As a management student in Munich, Luciana Ledesma is working on a future beyond academia.
As she finishes her MBA in innovation and business creation at the Technical Univesity of Munich, the 31 year old from Argentina expects to launch a crowd-funding platform in the UAE called Beetify in the first quarter of this year.
It will "help you knock on doors", says Ms Ledesma, who worked in the government energy sector in the UAE for four years before moving to Germany.
"This will give talented young people in the UAE not only a funding source, but also feedback from potential customers and mentorship," she said during the Arab Innovation Network conference in Abu Dhabi last month.

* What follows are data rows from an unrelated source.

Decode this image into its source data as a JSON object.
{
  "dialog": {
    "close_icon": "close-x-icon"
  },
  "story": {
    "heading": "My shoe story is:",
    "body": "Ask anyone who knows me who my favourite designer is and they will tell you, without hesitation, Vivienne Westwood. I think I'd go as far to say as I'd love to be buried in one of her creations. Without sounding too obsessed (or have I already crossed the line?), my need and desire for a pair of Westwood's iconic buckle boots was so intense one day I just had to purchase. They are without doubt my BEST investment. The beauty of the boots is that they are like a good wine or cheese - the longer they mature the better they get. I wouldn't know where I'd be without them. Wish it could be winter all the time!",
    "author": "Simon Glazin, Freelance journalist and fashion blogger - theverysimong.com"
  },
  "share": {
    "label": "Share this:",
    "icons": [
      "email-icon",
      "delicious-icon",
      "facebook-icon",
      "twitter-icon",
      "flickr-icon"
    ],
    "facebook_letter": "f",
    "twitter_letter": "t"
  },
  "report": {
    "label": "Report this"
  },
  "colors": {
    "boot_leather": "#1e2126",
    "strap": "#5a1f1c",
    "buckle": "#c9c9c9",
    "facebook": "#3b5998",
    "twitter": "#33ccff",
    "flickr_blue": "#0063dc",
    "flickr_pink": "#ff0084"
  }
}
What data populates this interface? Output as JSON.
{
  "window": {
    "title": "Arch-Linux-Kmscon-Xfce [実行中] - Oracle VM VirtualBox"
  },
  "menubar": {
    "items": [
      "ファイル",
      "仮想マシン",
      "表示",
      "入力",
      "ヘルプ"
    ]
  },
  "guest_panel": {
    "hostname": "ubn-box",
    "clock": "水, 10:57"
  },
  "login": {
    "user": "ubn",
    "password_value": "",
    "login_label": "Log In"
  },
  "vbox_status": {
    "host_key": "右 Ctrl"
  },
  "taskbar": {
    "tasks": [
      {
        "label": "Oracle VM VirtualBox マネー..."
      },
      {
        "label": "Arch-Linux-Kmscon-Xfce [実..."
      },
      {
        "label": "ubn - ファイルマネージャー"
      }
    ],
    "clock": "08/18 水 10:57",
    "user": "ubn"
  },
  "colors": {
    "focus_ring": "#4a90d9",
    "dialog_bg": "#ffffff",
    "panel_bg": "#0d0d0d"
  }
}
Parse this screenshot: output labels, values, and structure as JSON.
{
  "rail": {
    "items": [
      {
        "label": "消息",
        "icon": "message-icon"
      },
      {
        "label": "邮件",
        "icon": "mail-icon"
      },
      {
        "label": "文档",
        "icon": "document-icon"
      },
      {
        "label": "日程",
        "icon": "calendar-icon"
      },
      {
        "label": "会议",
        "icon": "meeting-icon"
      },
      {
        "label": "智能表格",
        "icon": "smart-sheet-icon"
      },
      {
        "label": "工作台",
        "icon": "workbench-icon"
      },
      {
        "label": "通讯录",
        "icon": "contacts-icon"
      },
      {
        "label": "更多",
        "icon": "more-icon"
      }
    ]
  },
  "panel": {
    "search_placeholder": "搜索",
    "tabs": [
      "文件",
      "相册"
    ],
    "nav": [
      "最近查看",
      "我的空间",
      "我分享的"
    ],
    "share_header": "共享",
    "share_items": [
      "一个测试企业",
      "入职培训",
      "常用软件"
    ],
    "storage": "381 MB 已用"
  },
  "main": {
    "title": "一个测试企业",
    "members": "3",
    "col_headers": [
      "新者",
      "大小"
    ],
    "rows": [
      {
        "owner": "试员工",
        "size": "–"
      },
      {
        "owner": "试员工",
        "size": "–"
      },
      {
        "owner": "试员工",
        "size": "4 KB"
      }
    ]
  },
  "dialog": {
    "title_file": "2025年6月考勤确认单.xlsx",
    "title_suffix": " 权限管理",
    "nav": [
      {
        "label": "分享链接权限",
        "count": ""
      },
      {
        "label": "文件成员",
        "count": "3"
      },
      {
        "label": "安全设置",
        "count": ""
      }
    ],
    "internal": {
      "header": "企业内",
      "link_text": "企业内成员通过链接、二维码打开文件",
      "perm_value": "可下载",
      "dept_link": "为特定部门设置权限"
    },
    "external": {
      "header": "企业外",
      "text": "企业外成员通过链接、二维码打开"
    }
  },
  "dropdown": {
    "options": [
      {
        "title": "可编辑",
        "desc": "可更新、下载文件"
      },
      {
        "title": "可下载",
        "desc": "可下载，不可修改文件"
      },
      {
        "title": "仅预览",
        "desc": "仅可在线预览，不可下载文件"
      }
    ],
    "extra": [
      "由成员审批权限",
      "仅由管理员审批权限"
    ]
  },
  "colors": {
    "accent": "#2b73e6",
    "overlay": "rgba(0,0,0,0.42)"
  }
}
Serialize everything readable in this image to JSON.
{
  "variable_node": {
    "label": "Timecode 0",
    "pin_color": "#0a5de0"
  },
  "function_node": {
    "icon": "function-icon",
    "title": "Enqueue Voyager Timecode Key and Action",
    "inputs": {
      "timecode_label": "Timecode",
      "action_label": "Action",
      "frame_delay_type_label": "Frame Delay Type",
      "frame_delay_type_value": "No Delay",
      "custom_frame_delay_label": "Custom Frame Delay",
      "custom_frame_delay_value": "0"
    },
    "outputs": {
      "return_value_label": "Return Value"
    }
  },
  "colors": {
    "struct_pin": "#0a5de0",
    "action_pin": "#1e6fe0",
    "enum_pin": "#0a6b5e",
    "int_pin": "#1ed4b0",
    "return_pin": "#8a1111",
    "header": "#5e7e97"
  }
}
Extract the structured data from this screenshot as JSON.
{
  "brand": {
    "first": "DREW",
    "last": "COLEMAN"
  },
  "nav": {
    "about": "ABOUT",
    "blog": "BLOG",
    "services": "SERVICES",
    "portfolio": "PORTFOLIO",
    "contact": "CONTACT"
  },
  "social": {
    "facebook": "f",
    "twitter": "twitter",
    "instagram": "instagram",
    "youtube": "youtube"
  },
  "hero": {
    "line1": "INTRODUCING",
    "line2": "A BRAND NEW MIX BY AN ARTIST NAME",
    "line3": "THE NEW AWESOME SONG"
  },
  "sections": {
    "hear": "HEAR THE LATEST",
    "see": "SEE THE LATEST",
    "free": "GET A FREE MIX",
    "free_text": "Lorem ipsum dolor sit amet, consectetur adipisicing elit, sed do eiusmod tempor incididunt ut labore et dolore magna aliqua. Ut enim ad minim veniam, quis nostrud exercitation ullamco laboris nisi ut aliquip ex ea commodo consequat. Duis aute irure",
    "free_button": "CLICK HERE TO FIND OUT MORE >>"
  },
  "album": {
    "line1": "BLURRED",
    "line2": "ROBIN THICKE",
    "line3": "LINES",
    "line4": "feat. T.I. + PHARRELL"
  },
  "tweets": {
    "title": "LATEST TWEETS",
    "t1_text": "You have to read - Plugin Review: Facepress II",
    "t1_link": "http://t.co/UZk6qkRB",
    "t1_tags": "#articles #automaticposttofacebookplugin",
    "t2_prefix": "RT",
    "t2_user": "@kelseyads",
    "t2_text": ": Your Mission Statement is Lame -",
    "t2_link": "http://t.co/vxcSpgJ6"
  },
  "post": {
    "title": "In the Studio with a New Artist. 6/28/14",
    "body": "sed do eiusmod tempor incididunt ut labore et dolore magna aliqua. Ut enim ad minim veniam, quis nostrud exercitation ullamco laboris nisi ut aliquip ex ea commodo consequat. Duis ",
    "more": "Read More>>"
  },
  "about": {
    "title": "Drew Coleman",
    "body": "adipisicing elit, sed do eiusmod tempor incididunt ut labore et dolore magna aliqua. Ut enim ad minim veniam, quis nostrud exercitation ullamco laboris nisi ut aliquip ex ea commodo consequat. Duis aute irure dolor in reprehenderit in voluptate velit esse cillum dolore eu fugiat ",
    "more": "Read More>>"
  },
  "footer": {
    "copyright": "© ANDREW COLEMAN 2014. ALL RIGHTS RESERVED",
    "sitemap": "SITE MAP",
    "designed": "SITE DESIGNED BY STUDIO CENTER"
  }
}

Crowd funding is growing in popularity for small-to-medium sized businesses, start-ups and even creative ventures, such as short films and documentaries, in the UAE.
Along with Aflamnah and Eureeca.com, the Beetify site not only promises to add another funding tool to Emirati and expatriate entrepreneurs, but also to mentor them, as well as engaging them in pre-sales and brand-building activities.
Beetify expects to launch with two companies, including one that will create a diabetes mobile app in Arabic. In the first year, it expects to support six companies and new ones every two weeks.
"We are looking at 30 inquiries now," Ms Ledesma says.
It is receiving applications through its preliminary website, Beetify.com, as part of its pre-launch.
To ensure investors are not taken for a ride by fraudsters, Beetify will assess the applications to gauge the commitment of entrepreneurs seeking funds and share their information on the website. "For example, we ask the creator to be specific on what it needs the money for and give details when possible," Ms Ledesma says. "This would show that he or she has already done research to conduct the project and the quality of this research will not only help us to select them, but also to convince potential funders."
As a concept that has grown since it was pioneered in 2009 by the American platform Kickstarter, crowd funding has attracted new laws in the United States.
President Barack Obama's administration passed the Jumpstart Our Business Startups Act, under which investors might get equity in the company they fund. In 2011, Kickstarter attracted US$100 million (Dh367m), up from $28 million in 2010.
"With the current regulation [in the UAE], reward-based platforms can operate without the need for new regulations," Ms Ledesma says.
Beetify would charge a commission of 5 to 10 per cent based on the industry and no initial membership fees.
While Aflamnah funds films and documentaries, Eureeca.com has an equity-based model. "We bring, for the first time, opportunities to the public to invest in growing businesses that previously were only open to angel or venture-capital investors," says Christopher Thomas, the chief executive at Eureeca.com. It expects to launch this month with about four projects.
Eureeca.com also encourages fund seekers to offer opportunities for early exit, where investors can sell shares back to the entrepreneur at an agreed rate on an agreed date and also provide benefits, such as lifetime loyalty discount cards, free products and subscription benefits.
It is looking at about 300 applications, 70 per cent of which are from the UAE. The remainder are from Jordan, Lebanon, Egypt, Malaysia and the United Kingdom.
The minimum investment has been fixed at $100 per project.
This is the gap that Beetify hopes to plug: bringing together innovation lovers to invest as little as Dh50 in a project.
"The funders will get something, but not necessarily monetarily," Ms Ledesma says. "The main idea is to empower this generation."